The Beaumont Hotel, which opened a year ago, is the first hotel from the restauranteurs Corbin and King who are the inspiration behind such London restaurants as the Wolseley and the Delaunay. The art deco-façade of the original 1920’s building has been retained and provides the inspiration for the rich art-deco interiors inside. An artistic addition is a huge sculpture near the top of the building by Antony Gormley which is in fact the bedroom of a suite (rumoured to cost £2,500 per night). Made of stainless steel and fumed oak, the sculpture perches like a sinister creature from Ghost Busters overlooking the adjacent, and recently refurbished, Brown Hart Gardens.
The giant crouching figure is, as to be expected from Gormley, modelled on his own body. He describes the inside – which is taller than it is wide – as “a cave, a tomb, a womb or a padded cell”, hoping that the guests will use it for thought and contemplation like a monastic cell. ‘I take the body as our primary habitat…..the room contrasts a visible exterior of a body formed from large rectangular masses with an inner experience. the interior of room is only 4 metres square but 10 meters high: close at body level, but lofty and open above. shutters over the window provide total blackout and very subliminal levels of light allow me to sculpt darkness itself. my ambition for this work is that it should confront the monumental with the most personal, intimate experience.’ (Antony Gormley).

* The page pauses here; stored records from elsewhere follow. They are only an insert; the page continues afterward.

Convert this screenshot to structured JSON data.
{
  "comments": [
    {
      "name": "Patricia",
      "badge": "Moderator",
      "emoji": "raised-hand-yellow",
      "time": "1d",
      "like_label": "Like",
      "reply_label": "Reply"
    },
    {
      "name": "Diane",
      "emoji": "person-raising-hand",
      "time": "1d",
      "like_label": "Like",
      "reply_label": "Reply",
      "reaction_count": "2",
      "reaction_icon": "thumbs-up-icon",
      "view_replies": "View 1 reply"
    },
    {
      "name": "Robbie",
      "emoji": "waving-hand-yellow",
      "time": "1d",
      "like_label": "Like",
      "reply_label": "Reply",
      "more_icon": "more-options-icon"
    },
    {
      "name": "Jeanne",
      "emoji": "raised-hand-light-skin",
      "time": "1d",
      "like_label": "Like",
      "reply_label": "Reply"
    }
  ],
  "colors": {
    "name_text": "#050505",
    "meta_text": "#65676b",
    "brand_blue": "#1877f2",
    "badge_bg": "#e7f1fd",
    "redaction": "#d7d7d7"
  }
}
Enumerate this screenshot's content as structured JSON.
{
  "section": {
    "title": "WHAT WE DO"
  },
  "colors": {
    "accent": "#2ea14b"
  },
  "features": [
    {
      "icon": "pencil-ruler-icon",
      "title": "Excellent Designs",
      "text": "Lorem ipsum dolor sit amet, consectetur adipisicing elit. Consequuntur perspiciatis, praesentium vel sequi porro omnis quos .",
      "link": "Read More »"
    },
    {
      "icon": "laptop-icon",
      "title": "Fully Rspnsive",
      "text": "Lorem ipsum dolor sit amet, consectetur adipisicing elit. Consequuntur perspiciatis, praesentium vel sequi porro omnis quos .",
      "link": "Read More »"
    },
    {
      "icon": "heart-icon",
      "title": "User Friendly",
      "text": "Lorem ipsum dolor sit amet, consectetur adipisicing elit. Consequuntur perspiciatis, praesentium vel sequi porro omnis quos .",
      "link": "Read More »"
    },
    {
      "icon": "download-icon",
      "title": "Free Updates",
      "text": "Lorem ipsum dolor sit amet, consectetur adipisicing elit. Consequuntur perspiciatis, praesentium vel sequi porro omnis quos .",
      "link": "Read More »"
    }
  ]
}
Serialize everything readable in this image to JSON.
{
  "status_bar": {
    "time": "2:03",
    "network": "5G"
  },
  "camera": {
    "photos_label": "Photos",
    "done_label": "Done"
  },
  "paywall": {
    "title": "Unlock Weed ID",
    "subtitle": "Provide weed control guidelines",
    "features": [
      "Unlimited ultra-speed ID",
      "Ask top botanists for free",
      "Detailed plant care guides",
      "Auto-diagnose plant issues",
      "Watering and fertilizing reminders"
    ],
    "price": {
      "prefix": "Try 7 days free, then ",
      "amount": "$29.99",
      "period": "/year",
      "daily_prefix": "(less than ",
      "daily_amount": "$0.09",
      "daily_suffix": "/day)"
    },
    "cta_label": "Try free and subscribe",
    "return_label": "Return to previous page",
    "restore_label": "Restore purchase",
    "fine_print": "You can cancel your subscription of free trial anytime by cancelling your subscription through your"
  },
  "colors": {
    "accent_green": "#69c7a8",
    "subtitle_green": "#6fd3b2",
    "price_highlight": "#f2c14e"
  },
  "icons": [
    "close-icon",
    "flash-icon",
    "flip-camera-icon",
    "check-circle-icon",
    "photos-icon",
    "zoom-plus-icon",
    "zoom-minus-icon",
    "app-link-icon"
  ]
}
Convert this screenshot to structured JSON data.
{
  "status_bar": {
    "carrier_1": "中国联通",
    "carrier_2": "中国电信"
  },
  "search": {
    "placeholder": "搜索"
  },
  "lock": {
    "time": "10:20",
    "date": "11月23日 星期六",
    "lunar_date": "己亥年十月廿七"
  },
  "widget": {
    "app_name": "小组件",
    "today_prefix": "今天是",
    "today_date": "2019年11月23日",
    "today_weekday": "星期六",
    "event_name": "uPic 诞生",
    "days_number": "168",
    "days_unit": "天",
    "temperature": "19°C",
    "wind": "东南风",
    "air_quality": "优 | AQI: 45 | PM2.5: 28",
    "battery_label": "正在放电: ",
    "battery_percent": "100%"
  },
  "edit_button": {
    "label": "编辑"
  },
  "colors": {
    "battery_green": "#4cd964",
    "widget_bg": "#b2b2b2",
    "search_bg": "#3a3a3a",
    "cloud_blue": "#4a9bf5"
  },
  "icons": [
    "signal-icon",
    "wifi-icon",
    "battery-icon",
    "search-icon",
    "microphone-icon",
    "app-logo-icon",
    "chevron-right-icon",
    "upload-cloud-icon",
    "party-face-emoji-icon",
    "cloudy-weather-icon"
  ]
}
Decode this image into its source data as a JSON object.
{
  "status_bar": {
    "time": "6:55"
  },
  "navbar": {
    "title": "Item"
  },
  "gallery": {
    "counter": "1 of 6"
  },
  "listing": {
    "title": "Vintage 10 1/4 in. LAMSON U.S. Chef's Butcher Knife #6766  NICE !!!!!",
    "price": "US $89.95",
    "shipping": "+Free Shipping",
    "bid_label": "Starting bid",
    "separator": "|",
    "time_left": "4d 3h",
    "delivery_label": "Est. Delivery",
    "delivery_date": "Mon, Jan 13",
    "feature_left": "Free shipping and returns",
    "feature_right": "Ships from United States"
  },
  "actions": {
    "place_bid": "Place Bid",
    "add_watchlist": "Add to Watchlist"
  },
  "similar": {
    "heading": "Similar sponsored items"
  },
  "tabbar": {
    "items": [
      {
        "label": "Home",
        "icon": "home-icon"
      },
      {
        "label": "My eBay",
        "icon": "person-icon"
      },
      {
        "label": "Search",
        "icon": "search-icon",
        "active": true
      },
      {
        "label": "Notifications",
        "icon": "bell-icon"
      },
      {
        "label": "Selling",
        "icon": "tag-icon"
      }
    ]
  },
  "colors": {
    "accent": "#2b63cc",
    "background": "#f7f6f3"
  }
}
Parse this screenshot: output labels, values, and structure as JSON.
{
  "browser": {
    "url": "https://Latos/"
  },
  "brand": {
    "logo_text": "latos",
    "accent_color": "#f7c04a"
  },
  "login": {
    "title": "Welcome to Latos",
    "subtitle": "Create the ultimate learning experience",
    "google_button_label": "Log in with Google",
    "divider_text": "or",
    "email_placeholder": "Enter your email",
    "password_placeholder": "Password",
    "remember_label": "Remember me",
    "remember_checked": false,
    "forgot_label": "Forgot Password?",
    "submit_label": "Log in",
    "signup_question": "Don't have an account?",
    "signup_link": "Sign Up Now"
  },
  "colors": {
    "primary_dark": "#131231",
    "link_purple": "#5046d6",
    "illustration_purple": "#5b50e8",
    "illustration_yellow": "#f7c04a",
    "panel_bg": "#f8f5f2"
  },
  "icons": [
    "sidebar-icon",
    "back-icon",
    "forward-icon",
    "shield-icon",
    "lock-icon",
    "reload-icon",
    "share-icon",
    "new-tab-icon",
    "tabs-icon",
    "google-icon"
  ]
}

Well done to Corbin & King and to Antony Gormley for taking the bold decision to create public art with a purpose, rather than just decoration on the outside of a building and to Westminster planners for agreeing to this contemporary and thoughtful addition to the historic 1920′s façade.